Marcia Chapman: Too many are paying more attention to their clipboard or computer than to their patients. Building a rapport with your patient is just as important as any of your other skills—it takes practice to develop and ongoing use to master.

Smiley Rie: So very true. It might not be an emergency to us, but to most of them it is. And my other favorite saying is this: “It’s not about our egos; it’s about the patient.”

John Michael Fisher: I was taught this during school so now it’s second nature for me, but I only sit in the jump seat if I’m playing with the monitor, doing something airway, or if the patient falls asleep. I always sit on the bench and play to precept everyone.

Sharon Cox: True words. I can’t stand it when paramedics or EMTs don’t talk to their patients or are too clinical with them. A kind word, a smile, a held hand and a little reassurance goes a long way.

Curtiss Orde: Amen to Thom’s quote. JEMS

Connect: Have a thought or feedback about this? Add your comment now
Related Topics: Patient Care, Letters, judaism, Islam, Jems Letters

What's Your Take? Comment Now ...

Buyer's Guide Featured Companies

Featured Careers & Jobs in EMS

FEBRUARY 25-28, 2015

Baltimore Convention Center
Baltimore, Maryland USA






Get JEMS in Your Inbox


Fire EMS Blogs

Blogger Browser

Today's Featured Posts


EMS Airway Clinic

Innovation & Advancement

This is the seventh year of the EMS 10 Innovators in EMS program, jointly sponsored by Physio-Control and JEMS.
More >

Multimedia Thumb

Wesleyan Students Hospitalized for Overdose

11 students transported to local hospitals.
Watch It >

Multimedia Thumb

Denver Medic's Family Says Job Stress Contributed to Suicide

Veteran of over 25 years took her own life after a call.
Watch It >

Multimedia Thumb

Denver First Responders Join to Remember Paramedic

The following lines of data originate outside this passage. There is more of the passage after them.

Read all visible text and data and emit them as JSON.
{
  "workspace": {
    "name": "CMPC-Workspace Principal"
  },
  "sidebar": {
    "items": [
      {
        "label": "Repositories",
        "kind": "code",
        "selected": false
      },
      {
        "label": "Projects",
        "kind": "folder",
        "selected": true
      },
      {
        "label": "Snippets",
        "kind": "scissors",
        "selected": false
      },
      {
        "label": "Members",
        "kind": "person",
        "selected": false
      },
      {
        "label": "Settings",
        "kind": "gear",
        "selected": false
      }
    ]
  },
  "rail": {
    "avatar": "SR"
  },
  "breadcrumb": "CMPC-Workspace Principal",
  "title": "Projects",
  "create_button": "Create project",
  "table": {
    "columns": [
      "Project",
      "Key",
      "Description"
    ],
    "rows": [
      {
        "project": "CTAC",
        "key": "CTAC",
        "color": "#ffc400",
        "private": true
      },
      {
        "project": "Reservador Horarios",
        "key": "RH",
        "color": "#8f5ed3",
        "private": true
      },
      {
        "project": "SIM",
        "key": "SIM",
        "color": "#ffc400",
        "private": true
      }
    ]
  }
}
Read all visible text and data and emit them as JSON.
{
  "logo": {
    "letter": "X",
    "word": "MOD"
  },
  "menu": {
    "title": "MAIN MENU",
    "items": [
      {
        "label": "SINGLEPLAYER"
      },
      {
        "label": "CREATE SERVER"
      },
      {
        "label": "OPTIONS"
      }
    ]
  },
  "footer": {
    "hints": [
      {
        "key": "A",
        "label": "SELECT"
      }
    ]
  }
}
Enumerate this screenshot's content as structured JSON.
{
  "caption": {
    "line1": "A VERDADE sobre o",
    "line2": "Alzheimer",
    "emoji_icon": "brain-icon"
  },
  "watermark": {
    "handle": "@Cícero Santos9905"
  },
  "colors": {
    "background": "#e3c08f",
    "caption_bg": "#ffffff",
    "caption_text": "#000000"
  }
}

Veteran medic took her own life after fatal accident.
Watch It >

Multimedia Thumb

Rigs Going in Service from EMS Today 2015

Snap shots of some of the vehicles at EMS Today that will be on the streets soon
More >

Multimedia Thumb

Florida Hospital Fire

Fire halts construction project at Tampa cancer center.
More >

Multimedia Thumb

The AmbuBus®, Bus Stretcher Conversion Kit - EMS Today 2013

AmbuBus®, Bus Stretcher all-hazards preparedness & response tool
Watch It >

Multimedia Thumb

LMA MAD Nasal™

Needle-free intranasal drug delivery.
Watch It >

Multimedia Thumb

Braun Ambulances' EZ Door Forward

Helps to create a safer ambulance module.
Watch It >

More Product Videos >